+++ Data to process +++
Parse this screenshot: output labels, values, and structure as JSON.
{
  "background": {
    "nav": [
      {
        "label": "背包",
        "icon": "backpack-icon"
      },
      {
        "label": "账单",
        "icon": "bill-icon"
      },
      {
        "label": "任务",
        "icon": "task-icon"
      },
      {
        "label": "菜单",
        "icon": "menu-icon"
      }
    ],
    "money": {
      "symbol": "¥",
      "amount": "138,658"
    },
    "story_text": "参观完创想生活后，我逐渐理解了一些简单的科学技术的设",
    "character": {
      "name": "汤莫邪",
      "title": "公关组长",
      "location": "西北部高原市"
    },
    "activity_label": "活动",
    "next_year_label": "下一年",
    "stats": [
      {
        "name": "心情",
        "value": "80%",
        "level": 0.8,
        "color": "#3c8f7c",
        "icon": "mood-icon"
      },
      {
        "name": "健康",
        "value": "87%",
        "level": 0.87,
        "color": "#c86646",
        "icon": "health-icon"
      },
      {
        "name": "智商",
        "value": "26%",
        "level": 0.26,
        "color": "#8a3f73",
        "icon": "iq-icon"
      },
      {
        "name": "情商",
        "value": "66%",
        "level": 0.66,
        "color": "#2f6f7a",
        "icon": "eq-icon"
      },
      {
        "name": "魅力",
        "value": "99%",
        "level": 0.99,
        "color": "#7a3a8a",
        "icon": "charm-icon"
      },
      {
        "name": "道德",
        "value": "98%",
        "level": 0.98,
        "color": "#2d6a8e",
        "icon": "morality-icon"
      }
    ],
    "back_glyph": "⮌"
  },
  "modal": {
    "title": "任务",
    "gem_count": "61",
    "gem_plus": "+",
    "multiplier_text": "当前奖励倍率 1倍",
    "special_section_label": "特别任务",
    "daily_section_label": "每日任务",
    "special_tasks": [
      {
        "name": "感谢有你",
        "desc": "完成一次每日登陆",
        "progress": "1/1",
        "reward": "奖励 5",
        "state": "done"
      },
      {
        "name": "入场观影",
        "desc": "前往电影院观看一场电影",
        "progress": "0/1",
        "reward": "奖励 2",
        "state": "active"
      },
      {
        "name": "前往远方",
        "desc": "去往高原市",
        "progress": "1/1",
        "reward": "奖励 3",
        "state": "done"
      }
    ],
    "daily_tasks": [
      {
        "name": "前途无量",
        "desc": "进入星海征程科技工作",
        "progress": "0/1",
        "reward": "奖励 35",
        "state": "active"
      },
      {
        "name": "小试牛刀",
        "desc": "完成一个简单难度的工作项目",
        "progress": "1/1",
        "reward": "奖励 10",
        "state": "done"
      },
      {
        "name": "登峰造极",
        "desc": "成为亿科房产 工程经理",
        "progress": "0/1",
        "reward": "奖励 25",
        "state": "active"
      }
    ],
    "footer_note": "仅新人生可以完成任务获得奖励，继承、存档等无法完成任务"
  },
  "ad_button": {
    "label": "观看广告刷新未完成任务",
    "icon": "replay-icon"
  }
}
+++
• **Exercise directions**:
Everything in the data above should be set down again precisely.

• **Solution to the exercise**:
Parse this screenshot: output labels, values, and structure as JSON.
{
  "background": {
    "nav": [
      {
        "label": "背包",
        "icon": "backpack-icon"
      },
      {
        "label": "账单",
        "icon": "bill-icon"
      },
      {
        "label": "任务",
        "icon": "task-icon"
      },
      {
        "label": "菜单",
        "icon": "menu-icon"
      }
    ],
    "money": {
      "symbol": "¥",
      "amount": "138,658"
    },
    "story_text": "参观完创想生活后，我逐渐理解了一些简单的科学技术的设",
    "character": {
      "name": "汤莫邪",
      "title": "公关组长",
      "location": "西北部高原市"
    },
    "activity_label": "活动",
    "next_year_label": "下一年",
    "stats": [
      {
        "name": "心情",
        "value": "80%",
        "level": 0.8,
        "color": "#3c8f7c",
        "icon": "mood-icon"
      },
      {
        "name": "健康",
        "value": "87%",
        "level": 0.87,
        "color": "#c86646",
        "icon": "health-icon"
      },
      {
        "name": "智商",
        "value": "26%",
        "level": 0.26,
        "color": "#8a3f73",
        "icon": "iq-icon"
      },
      {
        "name": "情商",
        "value": "66%",
        "level": 0.66,
        "color": "#2f6f7a",
        "icon": "eq-icon"
      },
      {
        "name": "魅力",
        "value": "99%",
        "level": 0.99,
        "color": "#7a3a8a",
        "icon": "charm-icon"
      },
      {
        "name": "道德",
        "value": "98%",
        "level": 0.98,
        "color": "#2d6a8e",
        "icon": "morality-icon"
      }
    ],
    "back_glyph": "⮌"
  },
  "modal": {
    "title": "任务",
    "gem_count": "61",
    "gem_plus": "+",
    "multiplier_text": "当前奖励倍率 1倍",
    "special_section_label": "特别任务",
    "daily_section_label": "每日任务",
    "special_tasks": [
      {
        "name": "感谢有你",
        "desc": "完成一次每日登陆",
        "progress": "1/1",
        "reward": "奖励 5",
        "state": "done"
      },
      {
        "name": "入场观影",
        "desc": "前往电影院观看一场电影",
        "progress": "0/1",
        "reward": "奖励 2",
        "state": "active"
      },
      {
        "name": "前往远方",
        "desc": "去往高原市",
        "progress": "1/1",
        "reward": "奖励 3",
        "state": "done"
      }
    ],
    "daily_tasks": [
      {
        "name": "前途无量",
        "desc": "进入星海征程科技工作",
        "progress": "0/1",
        "reward": "奖励 35",
        "state": "active"
      },
      {
        "name": "小试牛刀",
        "desc": "完成一个简单难度的工作项目",
        "progress": "1/1",
        "reward": "奖励 10",
        "state": "done"
      },
      {
        "name": "登峰造极",
        "desc": "成为亿科房产 工程经理",
        "progress": "0/1",
        "reward": "奖励 25",
        "state": "active"
      }
    ],
    "footer_note": "仅新人生可以完成任务获得奖励，继承、存档等无法完成任务"
  },
  "ad_button": {
    "label": "观看广告刷新未完成任务",
    "icon": "replay-icon"
  }
}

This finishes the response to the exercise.